Sci-fi movies like to unleash malevolent, scheming computers that are out to destroy humanity.
On Wall Street, computers wreak havoc with high-speed algorithms and lightning-fast trades that churn through data and crash financial markets.
When computers run amok on restaurant websites, they grab up all the good tables.
Have you tried to get a Saturday night reservation lately?
The most popular restaurants often have very specific reservation cycles. On the 6th day of every month, the top-ranked global destination Noma opens its bookings for three months out and might see 20,000 requests on that one day. San Francisco’s hot new State Bird Provisions releases future tables at 4a.m. and the prime times are all gone long before sunrise. Unless you want the 5:30 or 10:30 slots that seem to be all that’s ever left on Open Table or Urban Spoon, you’re out of luck.
Robots are stealing your dinner.
‘Bots’ (derived from robots) are software programs that do your bidding in cyberspace. They’re best at repetitive and mundane tasks, like endlessly scouring websites for tables to book. They’ve been operating for years on eBay, where they’re programmed to swoop in with a just-high-enough bid during an auction’s last nanosecond, and on ticketing sites where bots keep a step ahead of site security to scoop up the best seats, often for ticket brokers and scalpers.
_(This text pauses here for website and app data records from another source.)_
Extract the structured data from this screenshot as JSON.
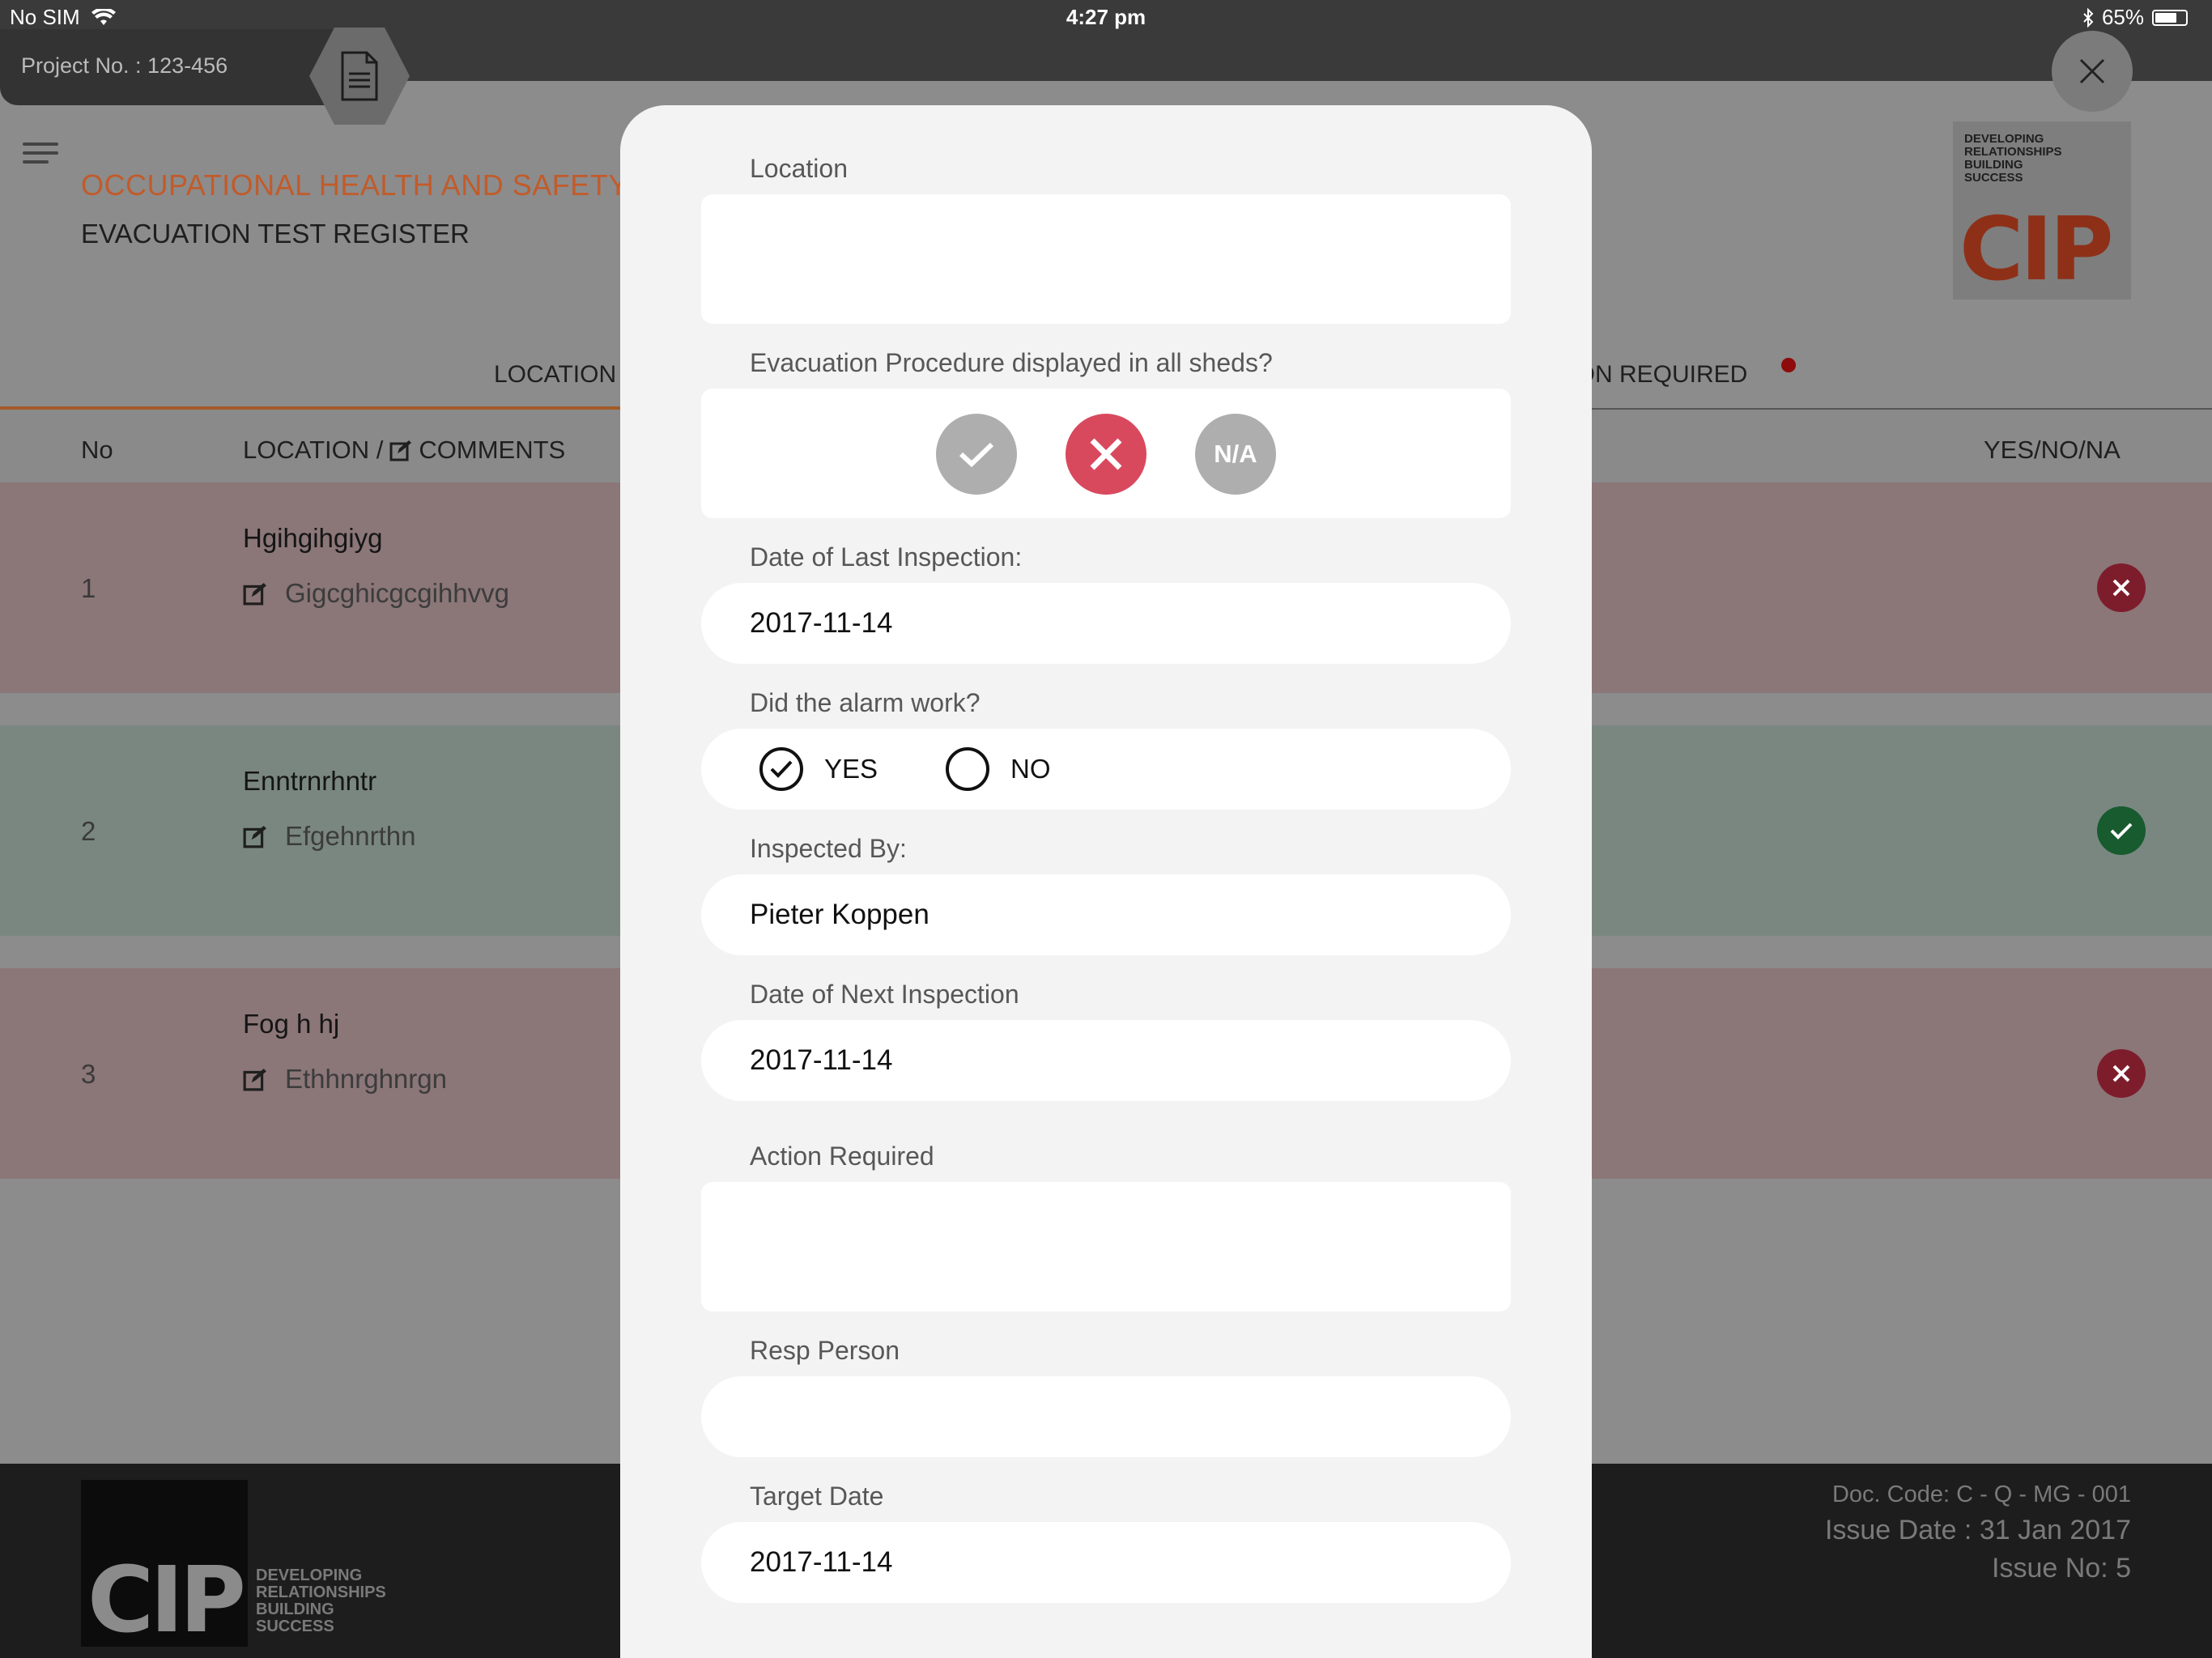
{
  "status_bar": {
    "carrier": "No SIM",
    "time": "4:27 pm",
    "battery": "65%"
  },
  "project": {
    "label": "Project No. : 123-456"
  },
  "header": {
    "title": "OCCUPATIONAL HEALTH AND SAFETY",
    "subtitle": "EVACUATION TEST REGISTER"
  },
  "logo": {
    "tagline": [
      "DEVELOPING",
      "RELATIONSHIPS",
      "BUILDING",
      "SUCCESS"
    ],
    "brand": "CIP"
  },
  "tabs": {
    "location": "LOCATION",
    "action_required": "TION REQUIRED"
  },
  "table": {
    "col_no": "No",
    "col_location": "LOCATION /",
    "col_comments": "COMMENTS",
    "col_status": "YES/NO/NA",
    "rows": [
      {
        "no": "1",
        "location": "Hgihgihgiyg",
        "comment": "Gigcghicgcgihhvvg",
        "status": "no"
      },
      {
        "no": "2",
        "location": "Enntrnrhntr",
        "comment": "Efgehnrthn",
        "status": "yes"
      },
      {
        "no": "3",
        "location": "Fog h hj",
        "comment": "Ethhnrghnrgn",
        "status": "no"
      }
    ]
  },
  "footer": {
    "doc_code": "Doc. Code: C - Q - MG - 001",
    "issue_date": "Issue Date : 31 Jan 2017",
    "issue_no": "Issue No: 5"
  },
  "form": {
    "location_label": "Location",
    "location_value": "",
    "procedure_label": "Evacuation Procedure displayed in all sheds?",
    "procedure_selected": "no",
    "na_label": "N/A",
    "last_inspection_label": "Date of Last Inspection:",
    "last_inspection_value": "2017-11-14",
    "alarm_label": "Did the alarm work?",
    "alarm_yes": "YES",
    "alarm_no": "NO",
    "alarm_selected": "yes",
    "inspected_by_label": "Inspected By:",
    "inspected_by_value": "Pieter Koppen",
    "next_inspection_label": "Date of Next Inspection",
    "next_inspection_value": "2017-11-14",
    "action_required_label": "Action Required",
    "action_required_value": "",
    "resp_person_label": "Resp Person",
    "resp_person_value": "",
    "target_date_label": "Target Date",
    "target_date_value": "2017-11-14"
  },
  "colors": {
    "accent": "#c25b2a",
    "no": "#d9495e",
    "yes": "#1f7a3c",
    "neutral": "#aeaeae"
  }
}
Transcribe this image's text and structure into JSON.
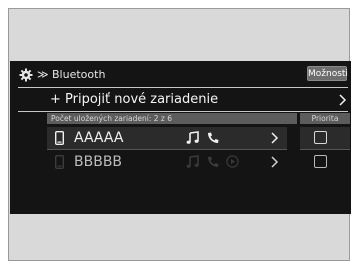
{
  "header": {
    "title": "≫ Bluetooth",
    "options_label": "Možnosti",
    "settings_icon": "gear-icon"
  },
  "add_device": {
    "label": "+ Pripojiť nové zariadenie"
  },
  "devices_section": {
    "count_label": "Počet uložených zariadení: 2 z 6",
    "priority_label": "Priorita"
  },
  "devices": [
    {
      "name": "AAAAA",
      "icons": [
        "phone-icon",
        "music-note-icon",
        "phone-call-icon",
        "chevron-right-icon"
      ],
      "priority_checked": false,
      "selected": true
    },
    {
      "name": "BBBBB",
      "icons": [
        "phone-icon",
        "music-note-icon",
        "phone-call-icon",
        "play-circle-icon",
        "chevron-right-icon"
      ],
      "priority_checked": false,
      "selected": false
    }
  ],
  "colors": {
    "screen_bg": "#141414",
    "frame_bg": "#d9d9d9",
    "section_bar": "#5c5c5c",
    "button_bg": "#6d6d6d"
  }
}
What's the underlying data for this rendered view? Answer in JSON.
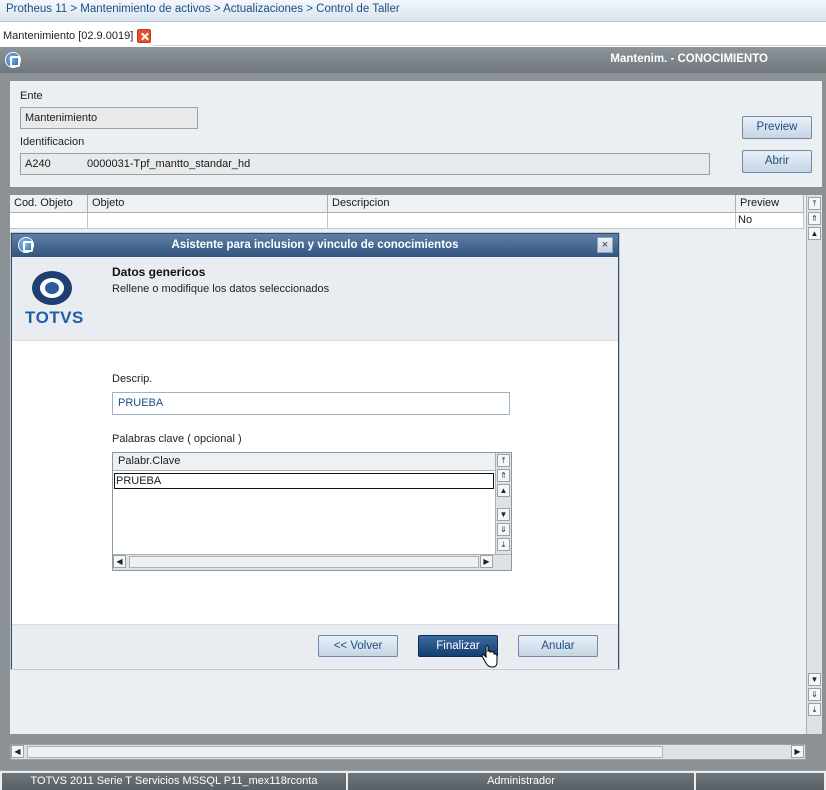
{
  "breadcrumb": "Protheus 11 > Mantenimiento de activos > Actualizaciones > Control de Taller",
  "tab": {
    "label": "Mantenimiento [02.9.0019]"
  },
  "main_window": {
    "title": "Mantenim. - CONOCIMIENTO",
    "ente_label": "Ente",
    "ente_value": "Mantenimiento",
    "identificacion_label": "Identificacion",
    "identificacion_code": "A240",
    "identificacion_value": "0000031-Tpf_mantto_standar_hd",
    "preview_button": "Preview",
    "abrir_button": "Abrir",
    "grid": {
      "columns": [
        "Cod. Objeto",
        "Objeto",
        "Descripcion",
        "Preview"
      ],
      "rows": [
        [
          "",
          "",
          "",
          "No"
        ]
      ]
    }
  },
  "status_bar": {
    "system": "TOTVS 2011 Serie T Servicios MSSQL P11_mex118rconta",
    "user": "Administrador"
  },
  "dialog": {
    "title": "Asistente para inclusion y vinculo de conocimientos",
    "close": "×",
    "logo_text": "TOTVS",
    "section_title": "Datos genericos",
    "section_subtitle": "Rellene o modifique los datos seleccionados",
    "descrip_label": "Descrip.",
    "descrip_value": "PRUEBA",
    "keywords_label": "Palabras clave ( opcional )",
    "keywords_column": "Palabr.Clave",
    "keywords": [
      "PRUEBA"
    ],
    "buttons": {
      "back": "<< Volver",
      "finish": "Finalizar",
      "cancel": "Anular"
    }
  },
  "colors": {
    "accent": "#1d4f86",
    "dialog_header": "#33557e",
    "primary_button": "#143e70"
  }
}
Now they’re invading restaurant websites and online reservation systems.
Not all coders live on Red Bull and pizza.
The Bay Area is a high-density region for both food lovers and tech lovers, and you’ll find plenty of overlap. There the reservation bots have sprung from hacker culture and they’re dominated by open-source software like Mechanize and the free service at HackerTable, which lives up to its descriptor as reservations at elusive restaurants by combing other booking engines for cancellations and snatching up rare and rarified tables at places like The French Laundry and Chez Panisse.
In New York, reservations are bought and sold like it’s the trading floor of the stock exchange.
There’s no programmer at the helm of Today’s Epicure, but a former hotel concierge who knows the value of New York’s most coveted tables. An annual membership fee of $1,000 (shorter terms are also available) gives access to impossible reservations at the highest profile restaurants of the moment. In addition to the cool thou to join, Today’s Epicure also tacks on a variable fee that hovers around $100 per booking, rising with the lateness of the date and the hotness of the venue.
Bots and scalpers have been widely criticized for the undemocratic way they pervert the sales process, whether it’s an auction website, a popular restaurant, or a concert ticket. The anti-scalping movement got a boost this summer when it was widely reported that Beyoncé fans were shut out of her concerts by ticket-buying bots. The tour’s dates in Washington, D.C. set off a particular furor when tickets went on sale one morning at 10a.m. and were all gone—snapped up by automated transactions—by 10:01a.m. A handful of state legislatures have already passed or are considering anti-scalping regulations targeting ticket brokers. If computer programmers and deep-pocketed diners keep crowding the rest of us out of restaurants, the backlash is sure to follow.